• **Dataset excerpts**

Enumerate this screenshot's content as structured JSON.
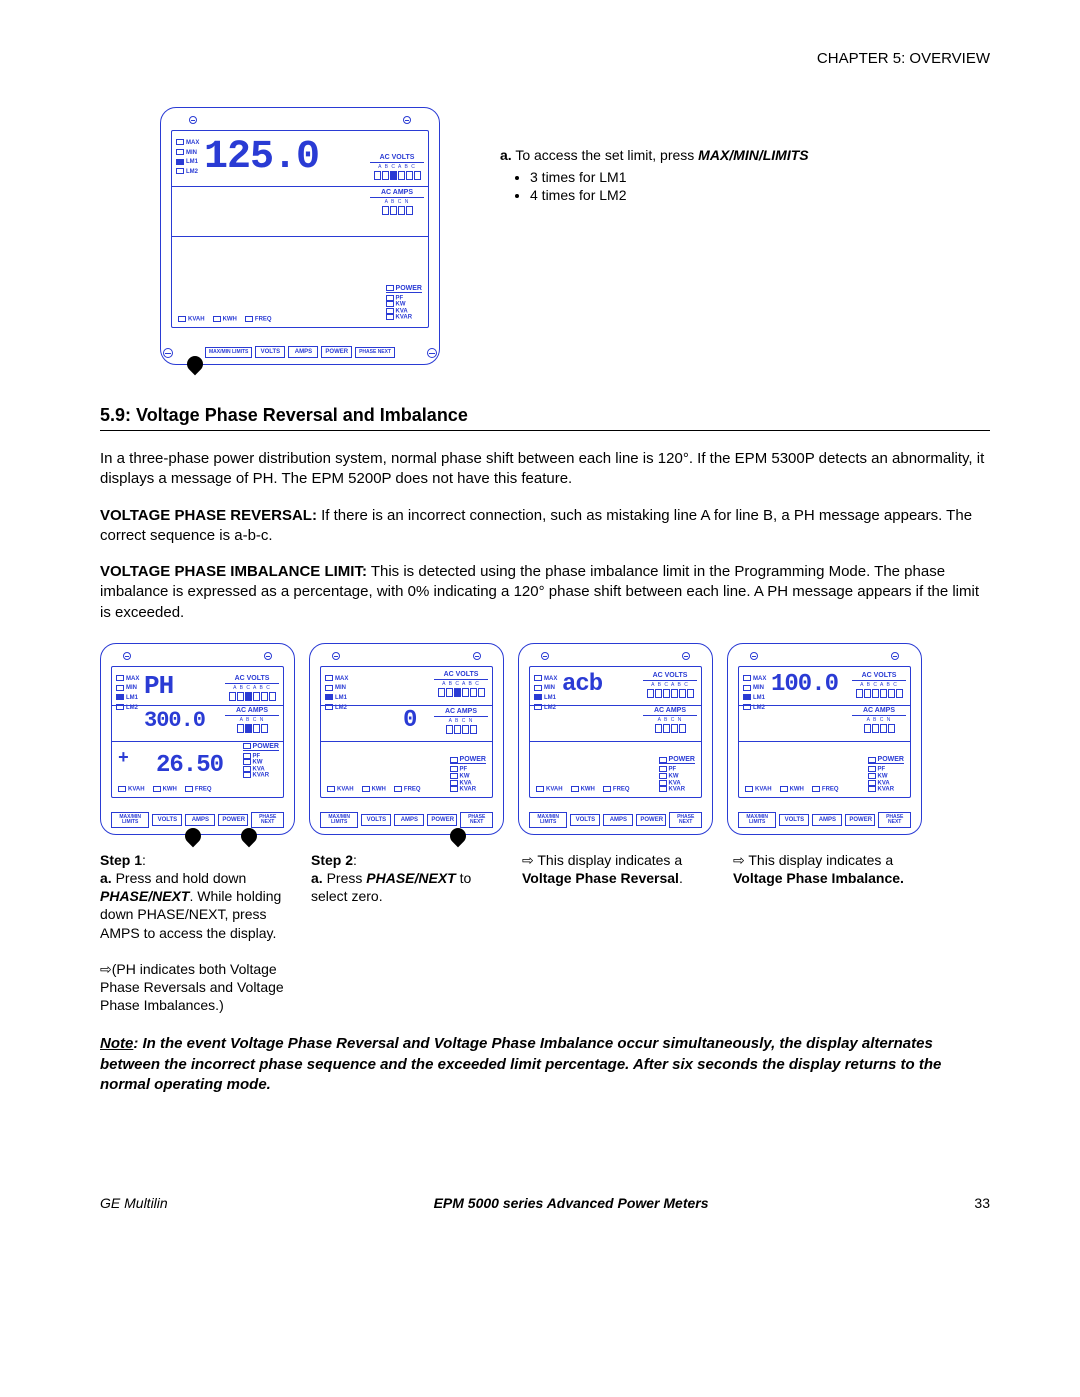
{
  "chapter_header": "CHAPTER 5: OVERVIEW",
  "top": {
    "access_a": "a.",
    "access_text": "To access the set limit, press ",
    "access_key": "MAX/MIN/LIMITS",
    "bullets": [
      "3 times for LM1",
      "4 times for LM2"
    ]
  },
  "section": {
    "number_title": "5.9: Voltage Phase Reversal and Imbalance",
    "intro": "In a three-phase power distribution system, normal phase shift between each line is 120°. If the EPM 5300P detects an abnormality, it displays a message of PH.  The EPM 5200P does not have this feature.",
    "reversal_label": "VOLTAGE PHASE REVERSAL:",
    "reversal_text": " If there is an incorrect connection, such as mistaking line A for line B, a PH message appears.  The correct sequence is a-b-c.",
    "imbalance_label": "VOLTAGE PHASE IMBALANCE LIMIT:",
    "imbalance_text": " This is detected using the phase imbalance limit in the Programming Mode.  The phase imbalance is expressed as a percentage, with 0% indicating a 120° phase shift between each line.  A PH message appears if the limit is exceeded."
  },
  "steps": {
    "s1_title": "Step 1",
    "s1_a": "a.",
    "s1_a_text": " Press and hold down ",
    "s1_key": "PHASE/NEXT",
    "s1_rest": ". While holding down PHASE/NEXT, press AMPS to access the display.",
    "s1_note": "⇨(PH indicates both Voltage Phase Reversals and Voltage Phase Imbalances.)",
    "s2_title": "Step 2",
    "s2_a": "a.",
    "s2_text": " Press ",
    "s2_key": "PHASE/NEXT",
    "s2_rest": " to select zero.",
    "s3_lead": "⇨ This display indicates a ",
    "s3_bold": "Voltage Phase Reversal",
    "s4_lead": "⇨ This display indicates a ",
    "s4_bold": "Voltage Phase Imbalance."
  },
  "note": {
    "label": "Note",
    "body": ":  In the event Voltage Phase Reversal and Voltage Phase Imbalance occur simultaneously, the display alternates between the incorrect phase sequence and the exceeded limit percentage. After six seconds the display returns to the normal operating mode."
  },
  "footer": {
    "left": "GE Multilin",
    "center": "EPM 5000 series Advanced Power Meters",
    "page": "33"
  },
  "meter": {
    "ac_volts": "AC VOLTS",
    "ac_amps": "AC AMPS",
    "power": "POWER",
    "abcabc": "A B C A B C",
    "abcn": "A B C N",
    "max": "MAX",
    "min": "MIN",
    "lm1": "LM1",
    "lm2": "LM2",
    "kvah": "KVAH",
    "kwh": "KWH",
    "freq": "FREQ",
    "pf": "PF",
    "kw": "KW",
    "kva": "KVA",
    "kvar": "KVAR",
    "btn_maxmin": "MAX/MIN LIMITS",
    "btn_volts": "VOLTS",
    "btn_amps": "AMPS",
    "btn_power": "POWER",
    "btn_phase": "PHASE NEXT",
    "displays": {
      "top_big": "125.0",
      "p1_volts": "PH",
      "p1_amps": "300.0",
      "p1_power": "26.50",
      "p1_plus": "+",
      "p2_amps": "0",
      "p3_volts": "acb",
      "p4_volts": "100.0"
    }
  }
}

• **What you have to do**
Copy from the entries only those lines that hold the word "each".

• **Expected output**
    "intro": "In a three-phase power distribution system, normal phase shift between each line is 120°. If the EPM 5300P detects an abnormality, it displays a message of PH.  The EPM 5200P does not have this feature.",
    "imbalance_text": " This is detected using the phase imbalance limit in the Programming Mode.  The phase imbalance is expressed as a percentage, with 0% indicating a 120° phase shift between each line.  A PH message appears if the limit is exceeded."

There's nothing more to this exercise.